* [What you will do]: Without the pictures, set down the records below word for word.

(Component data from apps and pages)

((

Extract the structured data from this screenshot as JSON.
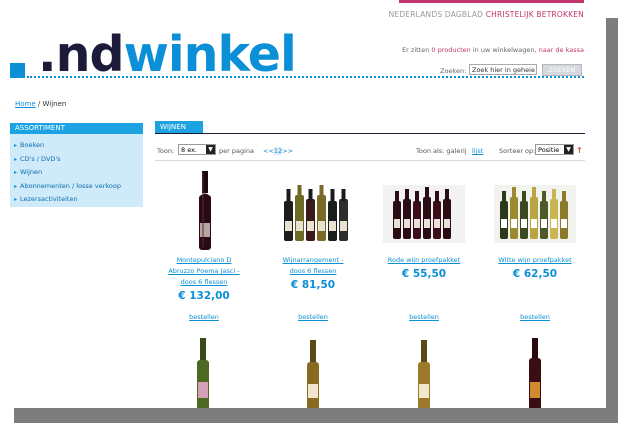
{
  "header": {
    "top_link_prefix": "NEDERLANDS DAGBLAD",
    "top_link_brand": "CHRISTELIJK BETROKKEN",
    "logo_nd": ".nd",
    "logo_winkel": "winkel",
    "cart_text_1": "Er zitten",
    "cart_count_text": "0 producten",
    "cart_text_2": "in uw winkelwagen,",
    "cart_checkout": "naar de kassa",
    "search_label": "Zoeken:",
    "search_value": "Zoek hier in geheie",
    "search_button": "ZOEKEN",
    "colors": {
      "accent": "#0b8fd6",
      "brand_pink": "#c0366e",
      "dark": "#1c1c3a"
    }
  },
  "breadcrumb": {
    "home": "Home",
    "separator": "/",
    "current": "Wijnen"
  },
  "sidebar": {
    "title": "ASSORTIMENT",
    "items": [
      "Boeken",
      "CD's / DVD's",
      "Wijnen",
      "Abonnementen / losse verkoop",
      "Lezersactiviteiten"
    ]
  },
  "section": {
    "title": "WIJNEN"
  },
  "toolbar": {
    "show_label": "Toon:",
    "show_value": "8 ex.",
    "per_page": "per pagina",
    "pager_prev": "<<",
    "pager_current": "12",
    "pager_next": ">>",
    "view_label": "Toon als: galerij",
    "view_list": "lijst",
    "sort_label": "Sorteer op:",
    "sort_value": "Positie"
  },
  "products": [
    {
      "name_line1": "Montepulciano D",
      "name_line2": "Abruzzo Poema Jasci -",
      "name_line3": "doos 6 flessen",
      "price": "€ 132,00",
      "order": "bestellen",
      "icon": "single-red-wine-bottle"
    },
    {
      "name_line1": "Wijnarrangement -",
      "name_line2": "doos 6 flessen",
      "name_line3": "",
      "price": "€ 81,50",
      "order": "bestellen",
      "icon": "six-wine-bottles"
    },
    {
      "name_line1": "Rode wijn proefpakket",
      "name_line2": "",
      "name_line3": "",
      "price": "€ 55,50",
      "order": "bestellen",
      "icon": "red-wine-bottles"
    },
    {
      "name_line1": "Witte wijn proefpakket",
      "name_line2": "",
      "name_line3": "",
      "price": "€ 62,50",
      "order": "bestellen",
      "icon": "white-wine-bottles"
    }
  ]
}
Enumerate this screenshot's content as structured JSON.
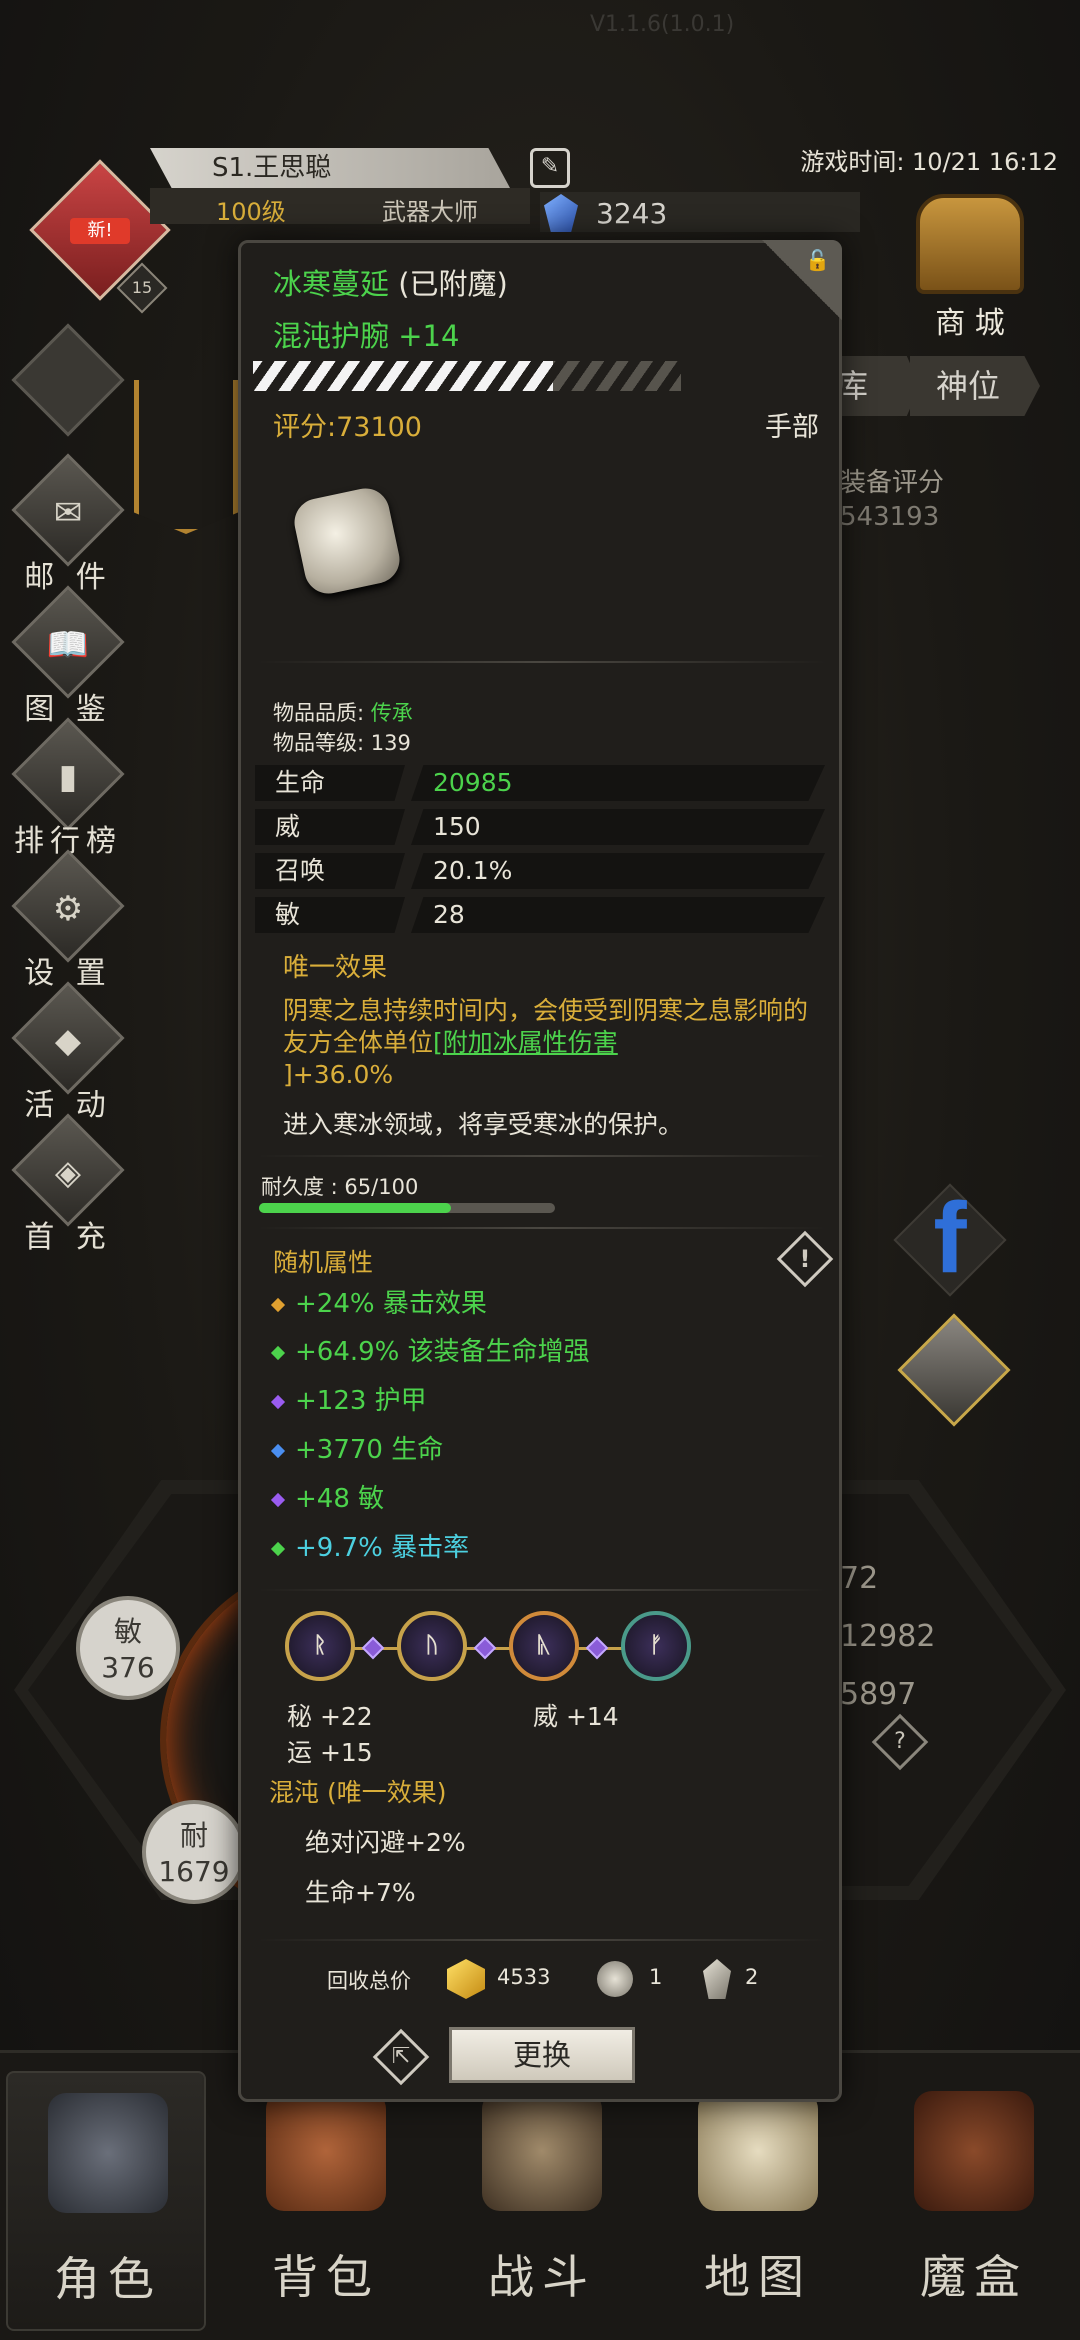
{
  "header": {
    "version": "V1.1.6(1.0.1)",
    "game_time": "游戏时间: 10/21 16:12",
    "avatar_badge": "新!",
    "avatar_level": "15",
    "player_name": "S1.王思聪",
    "player_level": "100级",
    "player_class": "武器大师",
    "gems": "3243",
    "shop_label": "商 城"
  },
  "right_tabs": [
    "库",
    "神位"
  ],
  "right_rating": {
    "label": "装备评分",
    "value": "543193"
  },
  "left_nav": [
    {
      "label": "邮 件",
      "icon": "mail-icon",
      "glyph": "✉"
    },
    {
      "label": "图 鉴",
      "icon": "book-icon",
      "glyph": "📖"
    },
    {
      "label": "排行榜",
      "icon": "leaderboard-icon",
      "glyph": "▮"
    },
    {
      "label": "设 置",
      "icon": "gear-icon",
      "glyph": "⚙"
    },
    {
      "label": "活 动",
      "icon": "event-icon",
      "glyph": "◆"
    },
    {
      "label": "首 充",
      "icon": "first-recharge-icon",
      "glyph": "◈"
    }
  ],
  "bg_stats": {
    "agility": {
      "label": "敏",
      "value": "376"
    },
    "durability": {
      "label": "耐",
      "value": "1679"
    },
    "right_values": [
      "72",
      "12982",
      "5897"
    ]
  },
  "bottom_nav": [
    {
      "label": "角色",
      "icon": "helmet-icon"
    },
    {
      "label": "背包",
      "icon": "backpack-icon"
    },
    {
      "label": "战斗",
      "icon": "sword-icon"
    },
    {
      "label": "地图",
      "icon": "scroll-map-icon"
    },
    {
      "label": "魔盒",
      "icon": "magic-box-icon"
    }
  ],
  "item": {
    "name": "冰寒蔓延",
    "name_suffix": "(已附魔)",
    "subtitle": "混沌护腕 +14",
    "enchant_progress": 0.7,
    "score": "评分:73100",
    "slot": "手部",
    "quality_label": "物品品质:",
    "quality_value": "传承",
    "level_line": "物品等级: 139",
    "stats": [
      {
        "key": "生命",
        "value": "20985",
        "green": true
      },
      {
        "key": "威",
        "value": "150",
        "green": false
      },
      {
        "key": "召唤",
        "value": "20.1%",
        "green": false
      },
      {
        "key": "敏",
        "value": "28",
        "green": false
      }
    ],
    "unique_title": "唯一效果",
    "unique_desc_1": "阴寒之息持续时间内，会使受到阴寒之息影响的友方全体单位",
    "unique_desc_link": "[附加冰属性伤害",
    "unique_desc_2": "]+36.0%",
    "unique_note": "进入寒冰领域，将享受寒冰的保护。",
    "durability_label": "耐久度 : 65/100",
    "durability_ratio": 0.65,
    "random_title": "随机属性",
    "random_attrs": [
      {
        "text": "+24% 暴击效果",
        "color": "#4cd34c",
        "dot": "#e0a030"
      },
      {
        "text": "+64.9% 该装备生命增强",
        "color": "#4cd34c",
        "dot": "#4cd34c"
      },
      {
        "text": "+123 护甲",
        "color": "#4cd34c",
        "dot": "#9a5cf0"
      },
      {
        "text": "+3770 生命",
        "color": "#4cd34c",
        "dot": "#4a8ef0"
      },
      {
        "text": "+48 敏",
        "color": "#4cd34c",
        "dot": "#9a5cf0"
      },
      {
        "text": "+9.7% 暴击率",
        "color": "#4cd0e0",
        "dot": "#4cd34c"
      }
    ],
    "sockets": [
      "ᚱ",
      "ᚢ",
      "ᚣ",
      "ᚠ"
    ],
    "socket_bonus": {
      "b1": "秘 +22",
      "b2": "运 +15",
      "b3": "威 +14"
    },
    "chaos_title": "混沌 (唯一效果)",
    "chaos_lines": [
      "绝对闪避+2%",
      "生命+7%"
    ],
    "recycle_label": "回收总价",
    "recycle_gold": "4533",
    "recycle_shard1": "1",
    "recycle_shard2": "2",
    "swap_button": "更换"
  }
}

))

* [Solution to the problem]:
Extract the structured data from this screenshot as JSON.
{
  "header": {
    "top_link_prefix": "NEDERLANDS DAGBLAD",
    "top_link_brand": "CHRISTELIJK BETROKKEN",
    "logo_nd": ".nd",
    "logo_winkel": "winkel",
    "cart_text_1": "Er zitten",
    "cart_count_text": "0 producten",
    "cart_text_2": "in uw winkelwagen,",
    "cart_checkout": "naar de kassa",
    "search_label": "Zoeken:",
    "search_value": "Zoek hier in geheie",
    "search_button": "ZOEKEN",
    "colors": {
      "accent": "#0b8fd6",
      "brand_pink": "#c0366e",
      "dark": "#1c1c3a"
    }
  },
  "breadcrumb": {
    "home": "Home",
    "separator": "/",
    "current": "Wijnen"
  },
  "sidebar": {
    "title": "ASSORTIMENT",
    "items": [
      "Boeken",
      "CD's / DVD's",
      "Wijnen",
      "Abonnementen / losse verkoop",
      "Lezersactiviteiten"
    ]
  },
  "section": {
    "title": "WIJNEN"
  },
  "toolbar": {
    "show_label": "Toon:",
    "show_value": "8 ex.",
    "per_page": "per pagina",
    "pager_prev": "<<",
    "pager_current": "12",
    "pager_next": ">>",
    "view_label": "Toon als: galerij",
    "view_list": "lijst",
    "sort_label": "Sorteer op:",
    "sort_value": "Positie"
  },
  "products": [
    {
      "name_line1": "Montepulciano D",
      "name_line2": "Abruzzo Poema Jasci -",
      "name_line3": "doos 6 flessen",
      "price": "€ 132,00",
      "order": "bestellen",
      "icon": "single-red-wine-bottle"
    },
    {
      "name_line1": "Wijnarrangement -",
      "name_line2": "doos 6 flessen",
      "name_line3": "",
      "price": "€ 81,50",
      "order": "bestellen",
      "icon": "six-wine-bottles"
    },
    {
      "name_line1": "Rode wijn proefpakket",
      "name_line2": "",
      "name_line3": "",
      "price": "€ 55,50",
      "order": "bestellen",
      "icon": "red-wine-bottles"
    },
    {
      "name_line1": "Witte wijn proefpakket",
      "name_line2": "",
      "name_line3": "",
      "price": "€ 62,50",
      "order": "bestellen",
      "icon": "white-wine-bottles"
    }
  ]
}
Enumerate this screenshot's content as structured JSON.
{
  "header": {
    "version": "V1.1.6(1.0.1)",
    "game_time": "游戏时间: 10/21 16:12",
    "avatar_badge": "新!",
    "avatar_level": "15",
    "player_name": "S1.王思聪",
    "player_level": "100级",
    "player_class": "武器大师",
    "gems": "3243",
    "shop_label": "商 城"
  },
  "right_tabs": [
    "库",
    "神位"
  ],
  "right_rating": {
    "label": "装备评分",
    "value": "543193"
  },
  "left_nav": [
    {
      "label": "邮 件",
      "icon": "mail-icon",
      "glyph": "✉"
    },
    {
      "label": "图 鉴",
      "icon": "book-icon",
      "glyph": "📖"
    },
    {
      "label": "排行榜",
      "icon": "leaderboard-icon",
      "glyph": "▮"
    },
    {
      "label": "设 置",
      "icon": "gear-icon",
      "glyph": "⚙"
    },
    {
      "label": "活 动",
      "icon": "event-icon",
      "glyph": "◆"
    },
    {
      "label": "首 充",
      "icon": "first-recharge-icon",
      "glyph": "◈"
    }
  ],
  "bg_stats": {
    "agility": {
      "label": "敏",
      "value": "376"
    },
    "durability": {
      "label": "耐",
      "value": "1679"
    },
    "right_values": [
      "72",
      "12982",
      "5897"
    ]
  },
  "bottom_nav": [
    {
      "label": "角色",
      "icon": "helmet-icon"
    },
    {
      "label": "背包",
      "icon": "backpack-icon"
    },
    {
      "label": "战斗",
      "icon": "sword-icon"
    },
    {
      "label": "地图",
      "icon": "scroll-map-icon"
    },
    {
      "label": "魔盒",
      "icon": "magic-box-icon"
    }
  ],
  "item": {
    "name": "冰寒蔓延",
    "name_suffix": "(已附魔)",
    "subtitle": "混沌护腕 +14",
    "enchant_progress": 0.7,
    "score": "评分:73100",
    "slot": "手部",
    "quality_label": "物品品质:",
    "quality_value": "传承",
    "level_line": "物品等级: 139",
    "stats": [
      {
        "key": "生命",
        "value": "20985",
        "green": true
      },
      {
        "key": "威",
        "value": "150",
        "green": false
      },
      {
        "key": "召唤",
        "value": "20.1%",
        "green": false
      },
      {
        "key": "敏",
        "value": "28",
        "green": false
      }
    ],
    "unique_title": "唯一效果",
    "unique_desc_1": "阴寒之息持续时间内，会使受到阴寒之息影响的友方全体单位",
    "unique_desc_link": "[附加冰属性伤害",
    "unique_desc_2": "]+36.0%",
    "unique_note": "进入寒冰领域，将享受寒冰的保护。",
    "durability_label": "耐久度 : 65/100",
    "durability_ratio": 0.65,
    "random_title": "随机属性",
    "random_attrs": [
      {
        "text": "+24% 暴击效果",
        "color": "#4cd34c",
        "dot": "#e0a030"
      },
      {
        "text": "+64.9% 该装备生命增强",
        "color": "#4cd34c",
        "dot": "#4cd34c"
      },
      {
        "text": "+123 护甲",
        "color": "#4cd34c",
        "dot": "#9a5cf0"
      },
      {
        "text": "+3770 生命",
        "color": "#4cd34c",
        "dot": "#4a8ef0"
      },
      {
        "text": "+48 敏",
        "color": "#4cd34c",
        "dot": "#9a5cf0"
      },
      {
        "text": "+9.7% 暴击率",
        "color": "#4cd0e0",
        "dot": "#4cd34c"
      }
    ],
    "sockets": [
      "ᚱ",
      "ᚢ",
      "ᚣ",
      "ᚠ"
    ],
    "socket_bonus": {
      "b1": "秘 +22",
      "b2": "运 +15",
      "b3": "威 +14"
    },
    "chaos_title": "混沌 (唯一效果)",
    "chaos_lines": [
      "绝对闪避+2%",
      "生命+7%"
    ],
    "recycle_label": "回收总价",
    "recycle_gold": "4533",
    "recycle_shard1": "1",
    "recycle_shard2": "2",
    "swap_button": "更换"
  }
}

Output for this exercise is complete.